(Items from a data source)
+++

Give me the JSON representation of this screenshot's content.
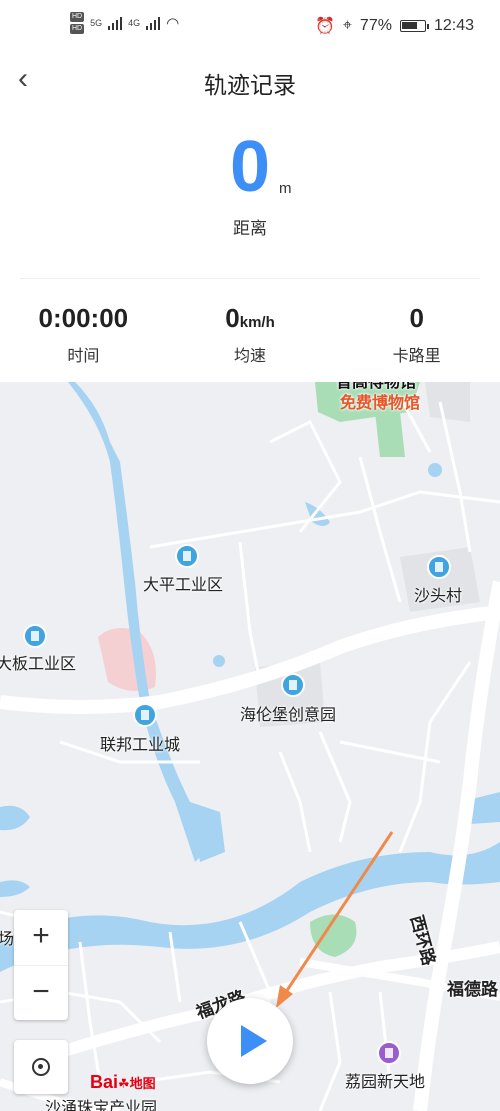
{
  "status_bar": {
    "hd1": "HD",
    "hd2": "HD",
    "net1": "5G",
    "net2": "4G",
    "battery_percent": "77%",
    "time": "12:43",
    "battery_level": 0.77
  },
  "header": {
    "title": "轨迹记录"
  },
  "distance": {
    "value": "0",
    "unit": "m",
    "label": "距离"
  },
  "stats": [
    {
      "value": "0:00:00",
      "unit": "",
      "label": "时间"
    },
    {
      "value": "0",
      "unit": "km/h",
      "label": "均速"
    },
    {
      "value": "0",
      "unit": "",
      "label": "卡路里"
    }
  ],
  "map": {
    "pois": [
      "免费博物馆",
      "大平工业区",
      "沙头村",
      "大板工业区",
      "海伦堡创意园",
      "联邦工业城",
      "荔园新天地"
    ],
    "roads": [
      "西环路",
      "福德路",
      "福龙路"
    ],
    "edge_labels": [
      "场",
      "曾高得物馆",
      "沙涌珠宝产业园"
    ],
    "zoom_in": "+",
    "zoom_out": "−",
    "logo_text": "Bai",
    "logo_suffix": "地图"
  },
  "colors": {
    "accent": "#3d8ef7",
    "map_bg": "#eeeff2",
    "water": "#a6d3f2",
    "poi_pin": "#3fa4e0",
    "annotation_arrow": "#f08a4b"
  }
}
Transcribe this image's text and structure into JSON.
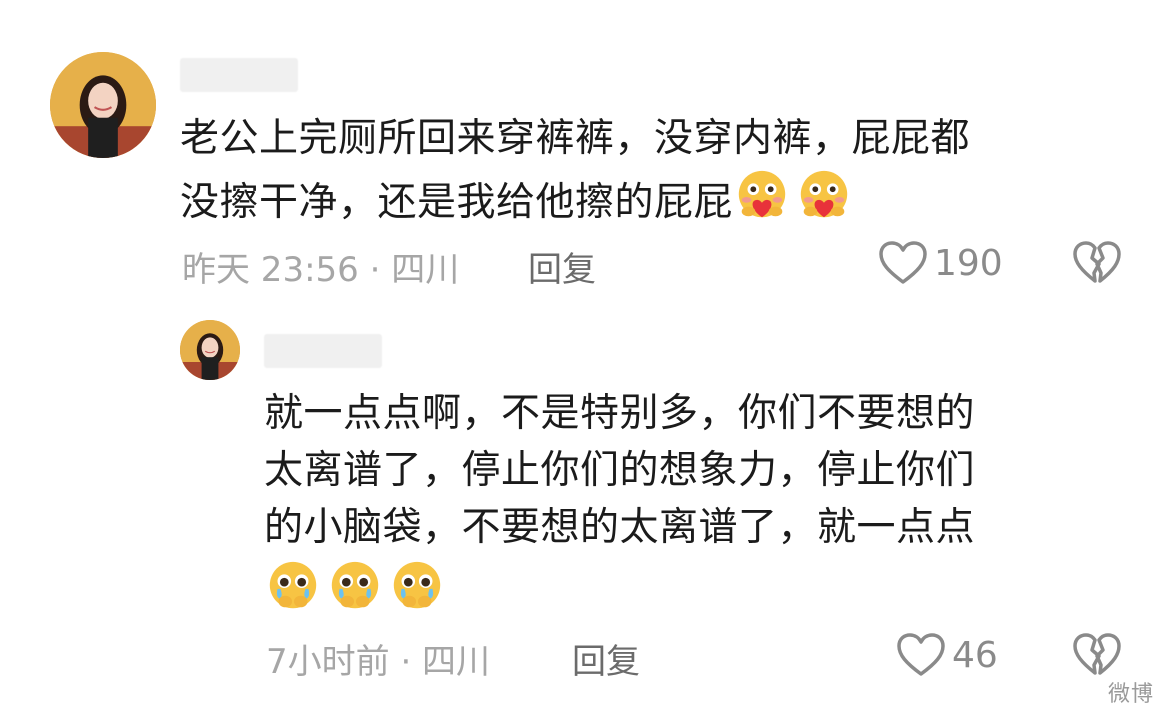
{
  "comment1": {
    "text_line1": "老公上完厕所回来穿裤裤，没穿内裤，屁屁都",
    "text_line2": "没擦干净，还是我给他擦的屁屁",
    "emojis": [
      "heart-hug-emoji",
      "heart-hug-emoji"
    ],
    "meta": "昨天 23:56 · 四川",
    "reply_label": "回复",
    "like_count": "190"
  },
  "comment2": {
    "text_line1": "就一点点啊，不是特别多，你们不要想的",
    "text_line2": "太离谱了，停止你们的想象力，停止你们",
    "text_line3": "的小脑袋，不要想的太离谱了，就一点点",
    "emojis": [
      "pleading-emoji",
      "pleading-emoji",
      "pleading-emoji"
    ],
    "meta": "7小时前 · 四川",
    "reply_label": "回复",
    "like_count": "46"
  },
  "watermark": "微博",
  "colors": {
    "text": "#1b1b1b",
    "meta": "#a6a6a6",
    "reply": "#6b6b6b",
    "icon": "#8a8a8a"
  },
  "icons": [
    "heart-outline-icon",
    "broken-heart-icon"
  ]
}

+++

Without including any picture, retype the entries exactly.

Give me the JSON representation of this screenshot's content.
{
  "status_bar": {
    "hd1": "HD",
    "hd2": "HD",
    "net1": "5G",
    "net2": "4G",
    "battery_percent": "77%",
    "time": "12:43",
    "battery_level": 0.77
  },
  "header": {
    "title": "轨迹记录"
  },
  "distance": {
    "value": "0",
    "unit": "m",
    "label": "距离"
  },
  "stats": [
    {
      "value": "0:00:00",
      "unit": "",
      "label": "时间"
    },
    {
      "value": "0",
      "unit": "km/h",
      "label": "均速"
    },
    {
      "value": "0",
      "unit": "",
      "label": "卡路里"
    }
  ],
  "map": {
    "pois": [
      "免费博物馆",
      "大平工业区",
      "沙头村",
      "大板工业区",
      "海伦堡创意园",
      "联邦工业城",
      "荔园新天地"
    ],
    "roads": [
      "西环路",
      "福德路",
      "福龙路"
    ],
    "edge_labels": [
      "场",
      "曾高得物馆",
      "沙涌珠宝产业园"
    ],
    "zoom_in": "+",
    "zoom_out": "−",
    "logo_text": "Bai",
    "logo_suffix": "地图"
  },
  "colors": {
    "accent": "#3d8ef7",
    "map_bg": "#eeeff2",
    "water": "#a6d3f2",
    "poi_pin": "#3fa4e0",
    "annotation_arrow": "#f08a4b"
  }
}
Transcribe this image's text and structure into JSON.
{
  "comment1": {
    "text_line1": "老公上完厕所回来穿裤裤，没穿内裤，屁屁都",
    "text_line2": "没擦干净，还是我给他擦的屁屁",
    "emojis": [
      "heart-hug-emoji",
      "heart-hug-emoji"
    ],
    "meta": "昨天 23:56 · 四川",
    "reply_label": "回复",
    "like_count": "190"
  },
  "comment2": {
    "text_line1": "就一点点啊，不是特别多，你们不要想的",
    "text_line2": "太离谱了，停止你们的想象力，停止你们",
    "text_line3": "的小脑袋，不要想的太离谱了，就一点点",
    "emojis": [
      "pleading-emoji",
      "pleading-emoji",
      "pleading-emoji"
    ],
    "meta": "7小时前 · 四川",
    "reply_label": "回复",
    "like_count": "46"
  },
  "watermark": "微博",
  "colors": {
    "text": "#1b1b1b",
    "meta": "#a6a6a6",
    "reply": "#6b6b6b",
    "icon": "#8a8a8a"
  },
  "icons": [
    "heart-outline-icon",
    "broken-heart-icon"
  ]
}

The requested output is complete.